In an assessment of the flagship contract for information technology, the NAO found that pressure to deliver new tax systems has led to a closer partnership between EDS and the Revenue.
But staff shortages, particularly among project managers and technical experts, have left the Revenue 'vulnerable', while its failure to rotate managers could lead to a loss of objectivity and an over-familiarity with EDS staff.
The NAO warns that if the situation continues, the Revenue risks losing vital personnel and skills to the US-owned company and may find it too costly to 'extract itself' from the partnership at the end of the contract in 2004.
'The department needs to manage the risks associated with joint working, and avoid becoming locked into a partnership with EDS,' the report states.
The cost of the ten-year contract, originally estimated at £1bn in 1994, has risen to more than £2bn through additional work and capital spending increases.
But the Revenue has only managed to benchmark 37% of its annual expenditure with EDS, leaving 63% without adequate value-for-money cost comparisons.
The Revenue has argued that it has difficulty finding out sensitive market information, but the NAO recommends that it urgently expands its benchmarking and uses commercial organisations to ensure that the contract remains cost-efficient.
The public watchdog also cast doubt on the contract's ability to keep pace with technological advances after finding a low level of software development from EDS.
But despite its concerns, the NAO gives the contract its seal of approval, stating that it has been successful in helping the Inland Revenue introduce major tax changes, such as self-assessment.
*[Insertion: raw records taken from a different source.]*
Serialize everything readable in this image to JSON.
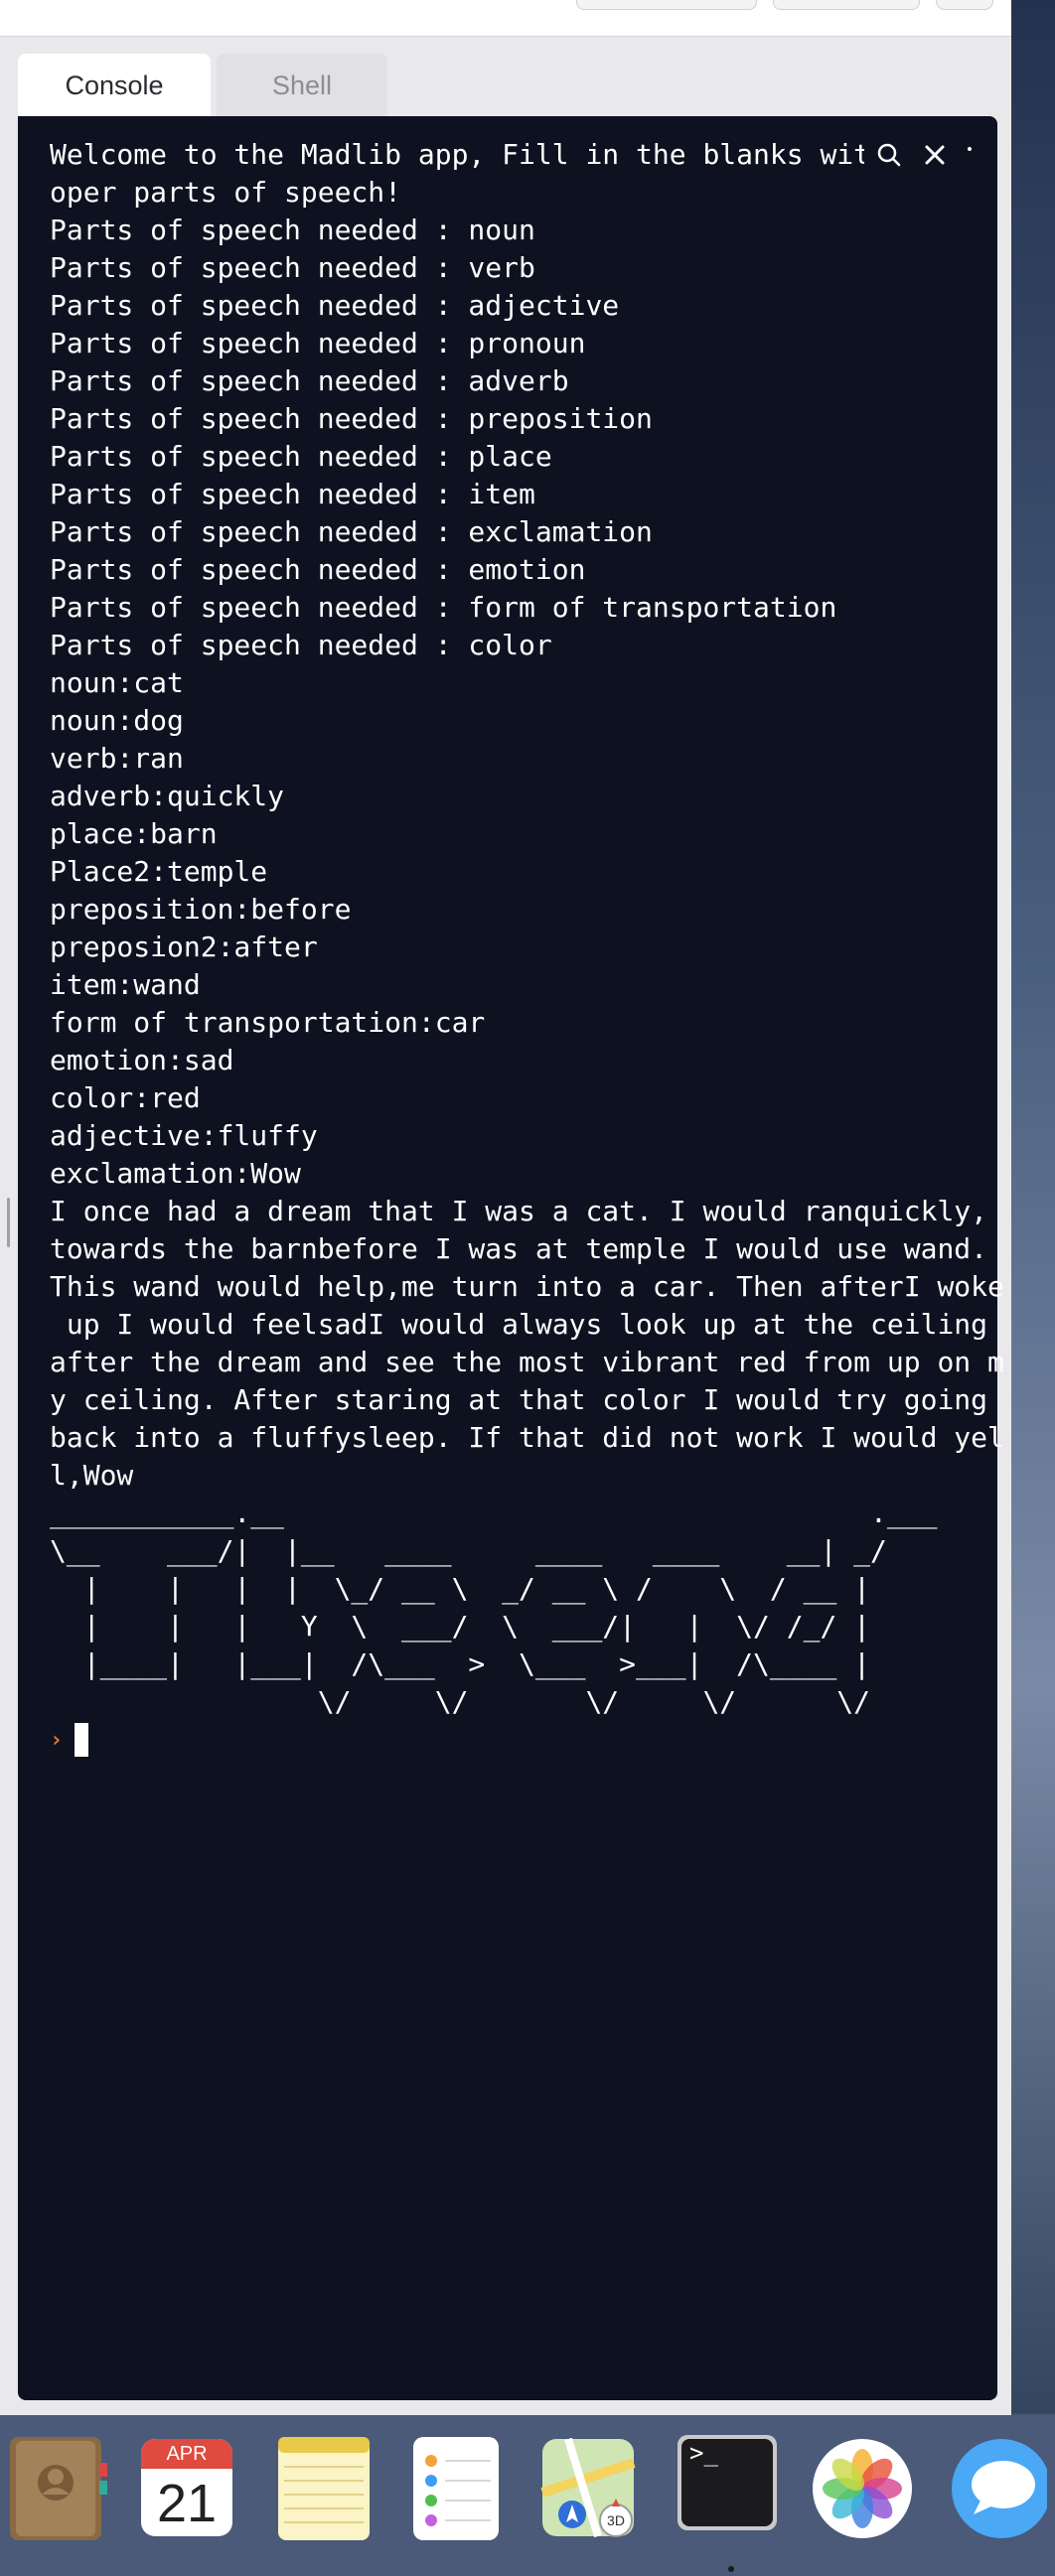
{
  "tabs": [
    {
      "label": "Console",
      "active": true
    },
    {
      "label": "Shell",
      "active": false
    }
  ],
  "console": {
    "lines": [
      "Welcome to the Madlib app, Fill in the blanks with pr",
      "oper parts of speech!",
      "Parts of speech needed : noun",
      "Parts of speech needed : verb",
      "Parts of speech needed : adjective",
      "Parts of speech needed : pronoun",
      "Parts of speech needed : adverb",
      "Parts of speech needed : preposition",
      "Parts of speech needed : place",
      "Parts of speech needed : item",
      "Parts of speech needed : exclamation",
      "Parts of speech needed : emotion",
      "Parts of speech needed : form of transportation",
      "Parts of speech needed : color",
      "noun:cat",
      "noun:dog",
      "verb:ran",
      "adverb:quickly",
      "place:barn",
      "Place2:temple",
      "preposition:before",
      "preposion2:after",
      "item:wand",
      "form of transportation:car",
      "emotion:sad",
      "color:red",
      "adjective:fluffy",
      "exclamation:Wow",
      "I once had a dream that I was a cat. I would ranquickly,",
      "towards the barnbefore I was at temple I would use wand.",
      "This wand would help,me turn into a car. Then afterI woke",
      " up I would feelsadI would always look up at the ceiling",
      "after the dream and see the most vibrant red from up on m",
      "y ceiling. After staring at that color I would try going",
      "back into a fluffysleep. If that did not work I would yel",
      "l,Wow",
      "___________.__                                   .___",
      "\\__    ___/|  |__   ____     ____   ____    __| _/",
      "  |    |   |  |  \\_/ __ \\  _/ __ \\ /    \\  / __ | ",
      "  |    |   |   Y  \\  ___/  \\  ___/|   |  \\/ /_/ | ",
      "  |____|   |___|  /\\___  >  \\___  >___|  /\\____ | ",
      "                \\/     \\/       \\/     \\/      \\/ "
    ],
    "prompt_symbol": "›"
  },
  "icons": {
    "search": "search-icon",
    "close": "close-icon",
    "more": "more-icon"
  },
  "dock": {
    "calendar_month": "APR",
    "calendar_day": "21",
    "apps": [
      "contacts",
      "calendar",
      "notes",
      "reminders",
      "maps",
      "terminal",
      "photos",
      "messages"
    ],
    "maps_badge": "3D",
    "terminal_glyph": ">_"
  }
}
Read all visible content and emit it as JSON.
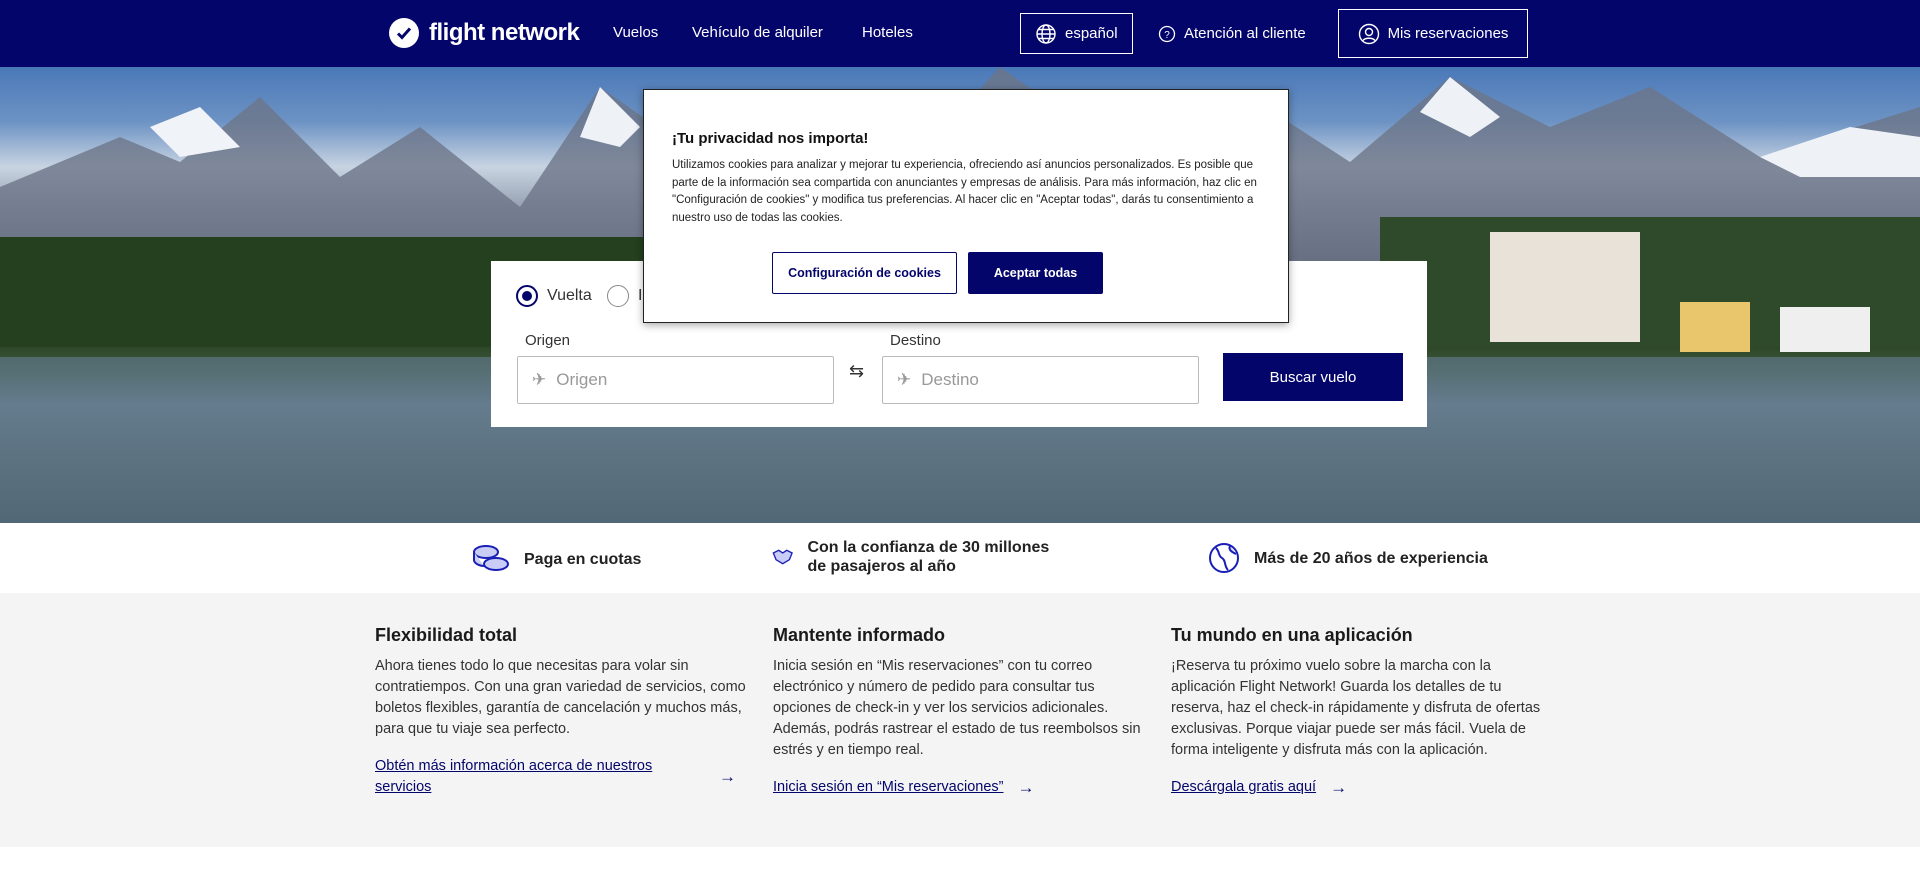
{
  "header": {
    "logo_text": "flight network",
    "nav": [
      "Vuelos",
      "Vehículo de alquiler",
      "Hoteles"
    ],
    "language": "español",
    "support": "Atención al cliente",
    "bookings": "Mis reservaciones",
    "bg_color": "#04056b"
  },
  "search": {
    "trip_types": [
      "Vuelta",
      "I"
    ],
    "selected_trip_type": "Vuelta",
    "origin_label": "Origen",
    "origin_placeholder": "Origen",
    "destination_label": "Destino",
    "destination_placeholder": "Destino",
    "search_button": "Buscar vuelo"
  },
  "cookie_modal": {
    "title": "¡Tu privacidad nos importa!",
    "body": "Utilizamos cookies para analizar y mejorar tu experiencia, ofreciendo así anuncios personalizados. Es posible que parte de la información sea compartida con anunciantes y empresas de análisis. Para más información, haz clic en \"Configuración de cookies\" y modifica tus preferencias. Al hacer clic en \"Aceptar todas\", darás tu consentimiento a nuestro uso de todas las cookies.",
    "settings_button": "Configuración de cookies",
    "accept_button": "Aceptar todas"
  },
  "features": [
    {
      "icon": "coins-icon",
      "text": "Paga en cuotas"
    },
    {
      "icon": "handshake-icon",
      "text": "Con la confianza de 30 millones de pasajeros al año"
    },
    {
      "icon": "globe-icon",
      "text": "Más de 20 años de experiencia"
    }
  ],
  "info_columns": [
    {
      "title": "Flexibilidad total",
      "body": "Ahora tienes todo lo que necesitas para volar sin contratiempos. Con una gran variedad de servicios, como boletos flexibles, garantía de cancelación y muchos más, para que tu viaje sea perfecto.",
      "link": "Obtén más información acerca de nuestros servicios"
    },
    {
      "title": "Mantente informado",
      "body": "Inicia sesión en “Mis reservaciones” con tu correo electrónico y número de pedido para consultar tus opciones de check-in y ver los servicios adicionales. Además, podrás rastrear el estado de tus reembolsos sin estrés y en tiempo real.",
      "link": "Inicia sesión en “Mis reservaciones”"
    },
    {
      "title": "Tu mundo en una aplicación",
      "body": "¡Reserva tu próximo vuelo sobre la marcha con la aplicación Flight Network! Guarda los detalles de tu reserva, haz el check-in rápidamente y disfruta de ofertas exclusivas. Porque viajar puede ser más fácil. Vuela de forma inteligente y disfruta más con la aplicación.",
      "link": "Descárgala gratis aquí"
    }
  ]
}
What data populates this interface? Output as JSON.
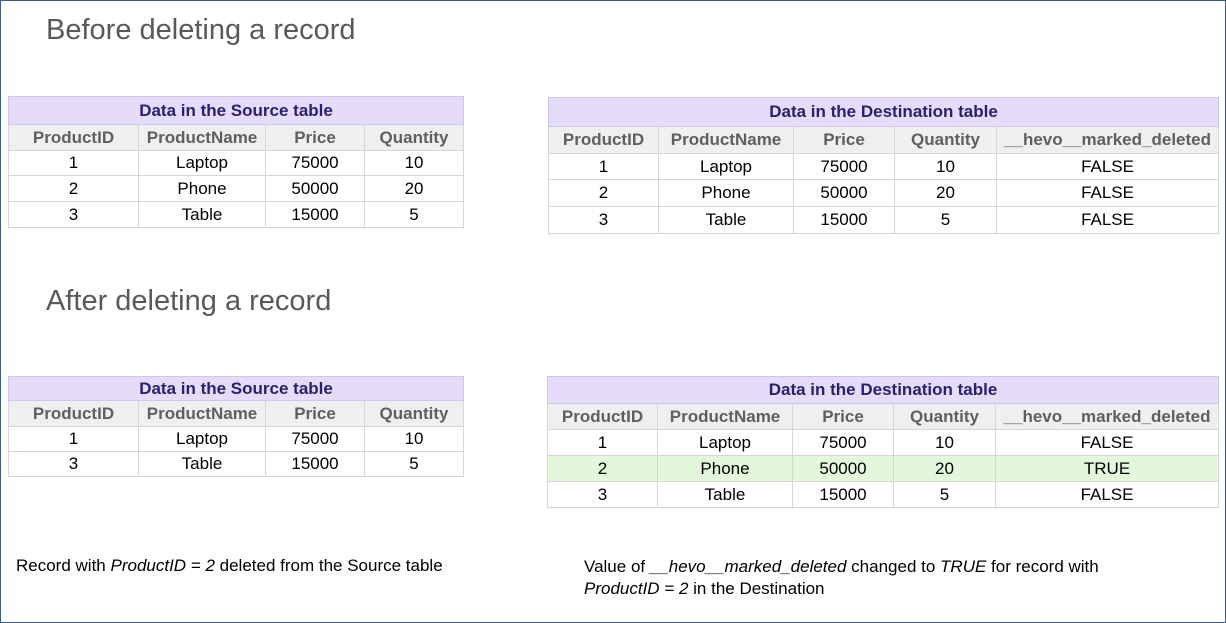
{
  "headings": {
    "before": "Before deleting a record",
    "after": "After deleting a record"
  },
  "source_caption": "Data in the Source table",
  "destination_caption": "Data in the Destination table",
  "source_columns": [
    "ProductID",
    "ProductName",
    "Price",
    "Quantity"
  ],
  "destination_columns": [
    "ProductID",
    "ProductName",
    "Price",
    "Quantity",
    "__hevo__marked_deleted"
  ],
  "before_source_rows": [
    [
      "1",
      "Laptop",
      "75000",
      "10"
    ],
    [
      "2",
      "Phone",
      "50000",
      "20"
    ],
    [
      "3",
      "Table",
      "15000",
      "5"
    ]
  ],
  "before_destination_rows": [
    [
      "1",
      "Laptop",
      "75000",
      "10",
      "FALSE"
    ],
    [
      "2",
      "Phone",
      "50000",
      "20",
      "FALSE"
    ],
    [
      "3",
      "Table",
      "15000",
      "5",
      "FALSE"
    ]
  ],
  "after_source_rows": [
    [
      "1",
      "Laptop",
      "75000",
      "10"
    ],
    [
      "3",
      "Table",
      "15000",
      "5"
    ]
  ],
  "after_destination_rows": [
    [
      "1",
      "Laptop",
      "75000",
      "10",
      "FALSE"
    ],
    [
      "2",
      "Phone",
      "50000",
      "20",
      "TRUE"
    ],
    [
      "3",
      "Table",
      "15000",
      "5",
      "FALSE"
    ]
  ],
  "highlighted_row_color": "#e2f7dc",
  "caption_color": "#e4dcf8",
  "notes": {
    "left": {
      "t1": "Record with ",
      "t2": "ProductID = 2",
      "t3": " deleted from the Source table"
    },
    "right": {
      "t1": "Value of ",
      "t2": "__hevo__marked_deleted",
      "t3": " changed to ",
      "t4": "TRUE",
      "t5": " for record with",
      "t6": "ProductID = 2",
      "t7": " in the Destination"
    }
  }
}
But the Public and Commercial Services Union remains unhappy about the contract after members in tax offices complained about major delays in computer systems. A spokesman for PCS said there had been some improvements but there were still 'general problems' with new EDS systems.